**Task**
Reproduce every record below exactly, without the pictures.

**Dataset excerpts**
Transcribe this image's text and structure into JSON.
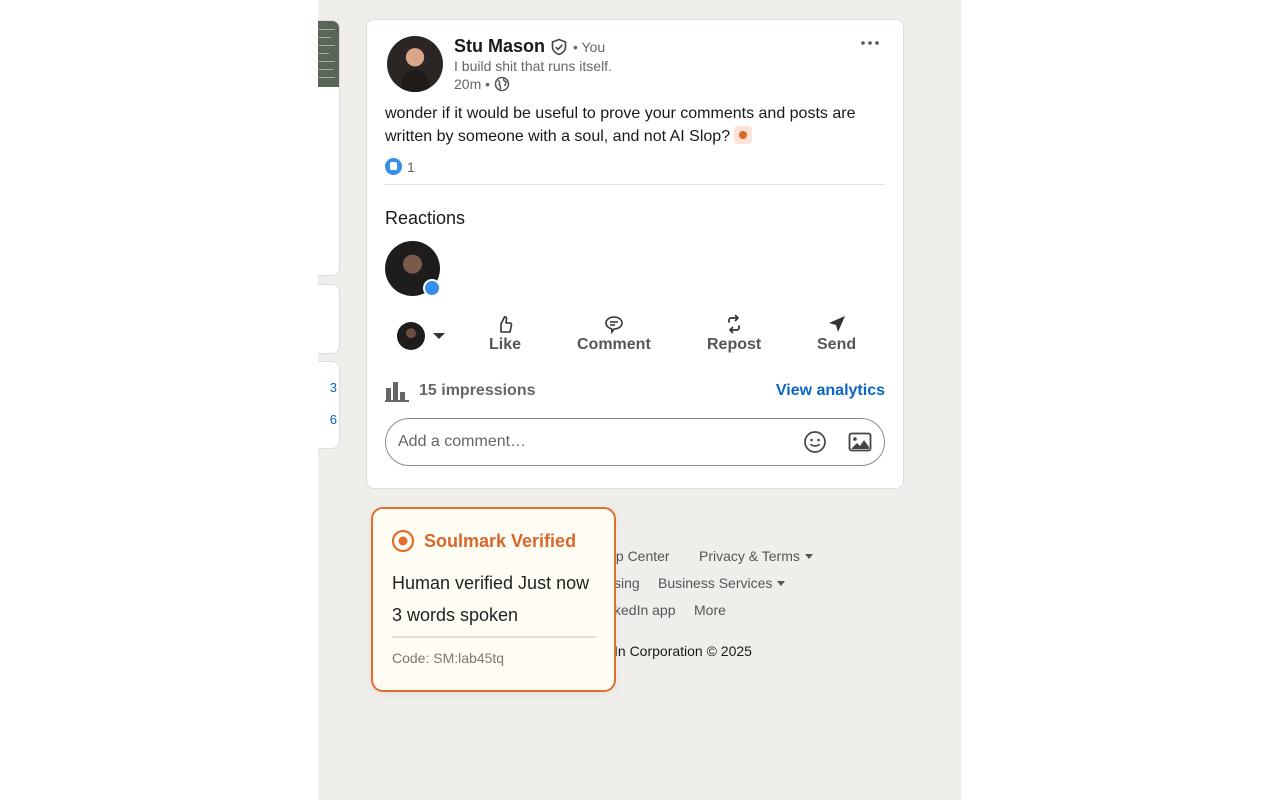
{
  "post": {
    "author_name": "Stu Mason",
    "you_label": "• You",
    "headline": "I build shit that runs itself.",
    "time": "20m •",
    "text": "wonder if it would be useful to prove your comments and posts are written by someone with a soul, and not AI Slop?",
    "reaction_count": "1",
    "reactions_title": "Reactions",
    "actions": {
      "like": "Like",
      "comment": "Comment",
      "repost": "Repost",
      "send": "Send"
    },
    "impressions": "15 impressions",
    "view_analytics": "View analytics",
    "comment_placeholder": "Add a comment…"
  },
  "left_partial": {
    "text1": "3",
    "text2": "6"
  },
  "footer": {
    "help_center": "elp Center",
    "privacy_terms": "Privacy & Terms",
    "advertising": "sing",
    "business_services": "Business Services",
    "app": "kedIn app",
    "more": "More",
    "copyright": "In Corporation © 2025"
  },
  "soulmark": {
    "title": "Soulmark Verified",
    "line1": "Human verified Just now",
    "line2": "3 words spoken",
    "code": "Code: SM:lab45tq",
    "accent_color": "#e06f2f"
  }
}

**Solution for this problem**
Transcribe this image's text and structure into JSON.
{
  "post": {
    "author_name": "Stu Mason",
    "you_label": "• You",
    "headline": "I build shit that runs itself.",
    "time": "20m •",
    "text": "wonder if it would be useful to prove your comments and posts are written by someone with a soul, and not AI Slop?",
    "reaction_count": "1",
    "reactions_title": "Reactions",
    "actions": {
      "like": "Like",
      "comment": "Comment",
      "repost": "Repost",
      "send": "Send"
    },
    "impressions": "15 impressions",
    "view_analytics": "View analytics",
    "comment_placeholder": "Add a comment…"
  },
  "left_partial": {
    "text1": "3",
    "text2": "6"
  },
  "footer": {
    "help_center": "elp Center",
    "privacy_terms": "Privacy & Terms",
    "advertising": "sing",
    "business_services": "Business Services",
    "app": "kedIn app",
    "more": "More",
    "copyright": "In Corporation © 2025"
  },
  "soulmark": {
    "title": "Soulmark Verified",
    "line1": "Human verified Just now",
    "line2": "3 words spoken",
    "code": "Code: SM:lab45tq",
    "accent_color": "#e06f2f"
  }
}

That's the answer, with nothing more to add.